BEGIN Data extracts

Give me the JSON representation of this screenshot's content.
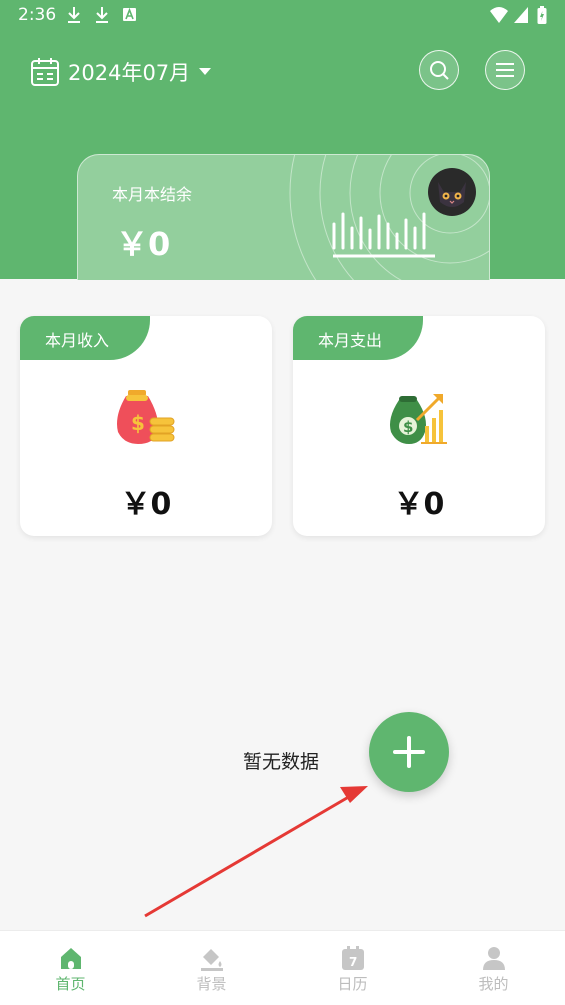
{
  "status_bar": {
    "time": "2:36"
  },
  "header": {
    "month": "2024年07月"
  },
  "balance_card": {
    "label": "本月本结余",
    "value": "￥0"
  },
  "income_card": {
    "tag": "本月收入",
    "value": "￥0",
    "icon": "money-bag-icon"
  },
  "expense_card": {
    "tag": "本月支出",
    "value": "￥0",
    "icon": "money-growth-icon"
  },
  "empty_state": {
    "text": "暂无数据"
  },
  "bottom_nav": {
    "items": [
      {
        "label": "首页",
        "icon": "home-icon",
        "active": true
      },
      {
        "label": "背景",
        "icon": "paint-bucket-icon",
        "active": false
      },
      {
        "label": "日历",
        "icon": "calendar-icon",
        "active": false
      },
      {
        "label": "我的",
        "icon": "user-icon",
        "active": false
      }
    ]
  },
  "colors": {
    "primary": "#5fb66f",
    "card_light": "#93cf9d",
    "annotation_arrow": "#e53935"
  }
}
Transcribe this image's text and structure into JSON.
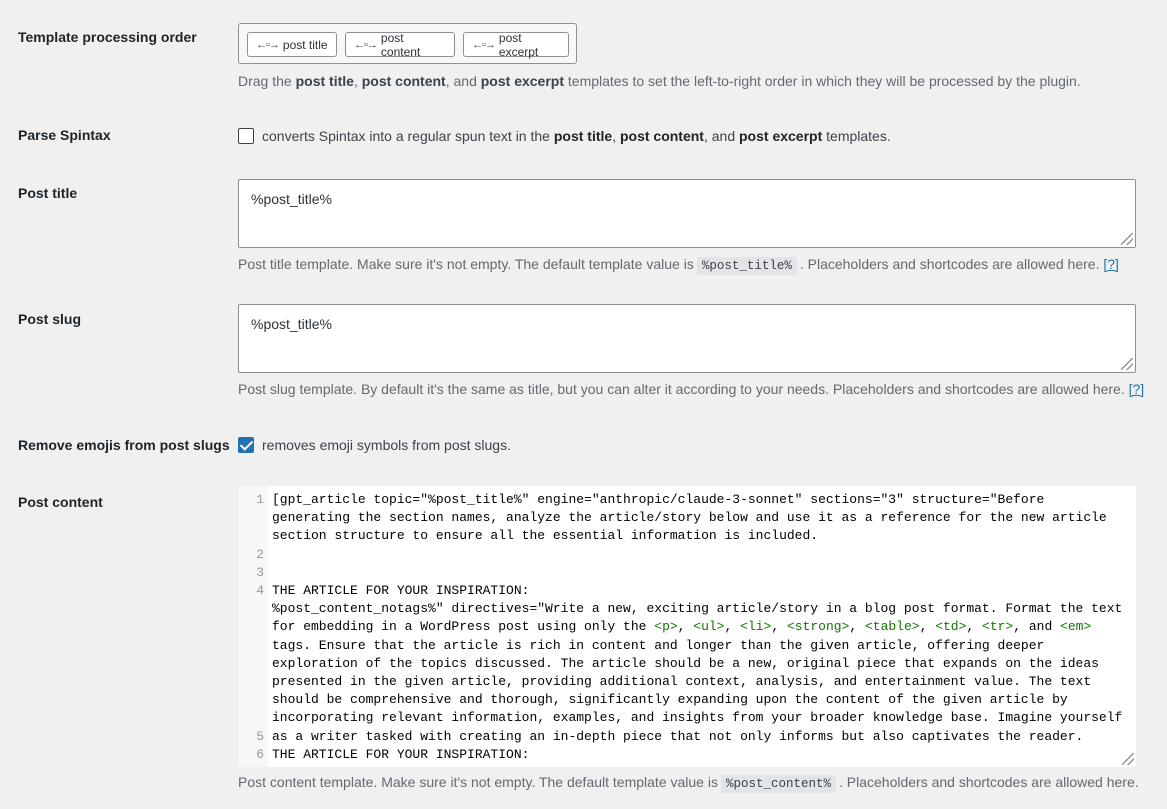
{
  "processing_order": {
    "label": "Template processing order",
    "items": [
      "post title",
      "post content",
      "post excerpt"
    ],
    "desc_pre": "Drag the ",
    "desc_b1": "post title",
    "desc_s1": ", ",
    "desc_b2": "post content",
    "desc_s2": ", and ",
    "desc_b3": "post excerpt",
    "desc_post": " templates to set the left-to-right order in which they will be processed by the plugin."
  },
  "parse_spintax": {
    "label": "Parse Spintax",
    "checked": false,
    "text_pre": "converts Spintax into a regular spun text in the ",
    "b1": "post title",
    "s1": ", ",
    "b2": "post content",
    "s2": ", and ",
    "b3": "post excerpt",
    "text_post": " templates."
  },
  "post_title": {
    "label": "Post title",
    "value": "%post_title%",
    "desc_pre": "Post title template. Make sure it's not empty. The default template value is",
    "default_value": "%post_title%",
    "desc_post": ". Placeholders and shortcodes are allowed here.",
    "help": "[?]"
  },
  "post_slug": {
    "label": "Post slug",
    "value": "%post_title%",
    "desc": "Post slug template. By default it's the same as title, but you can alter it according to your needs. Placeholders and shortcodes are allowed here.",
    "help": "[?]"
  },
  "remove_emojis": {
    "label": "Remove emojis from post slugs",
    "checked": true,
    "text": "removes emoji symbols from post slugs."
  },
  "post_content": {
    "label": "Post content",
    "line_numbers": [
      "1",
      "2",
      "3",
      "4",
      "5",
      "6"
    ],
    "line1": "[gpt_article topic=\"%post_title%\" engine=\"anthropic/claude-3-sonnet\" sections=\"3\" structure=\"Before generating the section names, analyze the article/story below and use it as a reference for the new article section structure to ensure all the essential information is included.",
    "line2": "",
    "line3": "THE ARTICLE FOR YOUR INSPIRATION:",
    "line4_pre": "%post_content_notags%\" directives=\"Write a new, exciting article/story in a blog post format. Format the text for embedding in a WordPress post using only the ",
    "tags": [
      "<p>",
      "<ul>",
      "<li>",
      "<strong>",
      "<table>",
      "<td>",
      "<tr>",
      "<em>"
    ],
    "line4_post": " tags. Ensure that the article is rich in content and longer than the given article, offering deeper exploration of the topics discussed. The article should be a new, original piece that expands on the ideas presented in the given article, providing additional context, analysis, and entertainment value. The text should be comprehensive and thorough, significantly expanding upon the content of the given article by incorporating relevant information, examples, and insights from your broader knowledge base. Imagine yourself as a writer tasked with creating an in-depth piece that not only informs but also captivates the reader.",
    "line5": "",
    "line6": "THE ARTICLE FOR YOUR INSPIRATION:",
    "desc_pre": "Post content template. Make sure it's not empty. The default template value is",
    "default_value": "%post_content%",
    "desc_post": ". Placeholders and shortcodes are allowed here."
  },
  "colors": {
    "accent": "#2271b1",
    "background": "#f0f0f1",
    "html_tag": "#117700"
  }
}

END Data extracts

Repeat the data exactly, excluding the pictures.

Give me the JSON representation of this screenshot's content.
{
  "status_bar": {
    "time": "2:36"
  },
  "header": {
    "month": "2024年07月"
  },
  "balance_card": {
    "label": "本月本结余",
    "value": "￥0"
  },
  "income_card": {
    "tag": "本月收入",
    "value": "￥0",
    "icon": "money-bag-icon"
  },
  "expense_card": {
    "tag": "本月支出",
    "value": "￥0",
    "icon": "money-growth-icon"
  },
  "empty_state": {
    "text": "暂无数据"
  },
  "bottom_nav": {
    "items": [
      {
        "label": "首页",
        "icon": "home-icon",
        "active": true
      },
      {
        "label": "背景",
        "icon": "paint-bucket-icon",
        "active": false
      },
      {
        "label": "日历",
        "icon": "calendar-icon",
        "active": false
      },
      {
        "label": "我的",
        "icon": "user-icon",
        "active": false
      }
    ]
  },
  "colors": {
    "primary": "#5fb66f",
    "card_light": "#93cf9d",
    "annotation_arrow": "#e53935"
  }
}
Transcribe this image's text and structure into JSON.
{
  "processing_order": {
    "label": "Template processing order",
    "items": [
      "post title",
      "post content",
      "post excerpt"
    ],
    "desc_pre": "Drag the ",
    "desc_b1": "post title",
    "desc_s1": ", ",
    "desc_b2": "post content",
    "desc_s2": ", and ",
    "desc_b3": "post excerpt",
    "desc_post": " templates to set the left-to-right order in which they will be processed by the plugin."
  },
  "parse_spintax": {
    "label": "Parse Spintax",
    "checked": false,
    "text_pre": "converts Spintax into a regular spun text in the ",
    "b1": "post title",
    "s1": ", ",
    "b2": "post content",
    "s2": ", and ",
    "b3": "post excerpt",
    "text_post": " templates."
  },
  "post_title": {
    "label": "Post title",
    "value": "%post_title%",
    "desc_pre": "Post title template. Make sure it's not empty. The default template value is",
    "default_value": "%post_title%",
    "desc_post": ". Placeholders and shortcodes are allowed here.",
    "help": "[?]"
  },
  "post_slug": {
    "label": "Post slug",
    "value": "%post_title%",
    "desc": "Post slug template. By default it's the same as title, but you can alter it according to your needs. Placeholders and shortcodes are allowed here.",
    "help": "[?]"
  },
  "remove_emojis": {
    "label": "Remove emojis from post slugs",
    "checked": true,
    "text": "removes emoji symbols from post slugs."
  },
  "post_content": {
    "label": "Post content",
    "line_numbers": [
      "1",
      "2",
      "3",
      "4",
      "5",
      "6"
    ],
    "line1": "[gpt_article topic=\"%post_title%\" engine=\"anthropic/claude-3-sonnet\" sections=\"3\" structure=\"Before generating the section names, analyze the article/story below and use it as a reference for the new article section structure to ensure all the essential information is included.",
    "line2": "",
    "line3": "THE ARTICLE FOR YOUR INSPIRATION:",
    "line4_pre": "%post_content_notags%\" directives=\"Write a new, exciting article/story in a blog post format. Format the text for embedding in a WordPress post using only the ",
    "tags": [
      "<p>",
      "<ul>",
      "<li>",
      "<strong>",
      "<table>",
      "<td>",
      "<tr>",
      "<em>"
    ],
    "line4_post": " tags. Ensure that the article is rich in content and longer than the given article, offering deeper exploration of the topics discussed. The article should be a new, original piece that expands on the ideas presented in the given article, providing additional context, analysis, and entertainment value. The text should be comprehensive and thorough, significantly expanding upon the content of the given article by incorporating relevant information, examples, and insights from your broader knowledge base. Imagine yourself as a writer tasked with creating an in-depth piece that not only informs but also captivates the reader.",
    "line5": "",
    "line6": "THE ARTICLE FOR YOUR INSPIRATION:",
    "desc_pre": "Post content template. Make sure it's not empty. The default template value is",
    "default_value": "%post_content%",
    "desc_post": ". Placeholders and shortcodes are allowed here."
  },
  "colors": {
    "accent": "#2271b1",
    "background": "#f0f0f1",
    "html_tag": "#117700"
  }
}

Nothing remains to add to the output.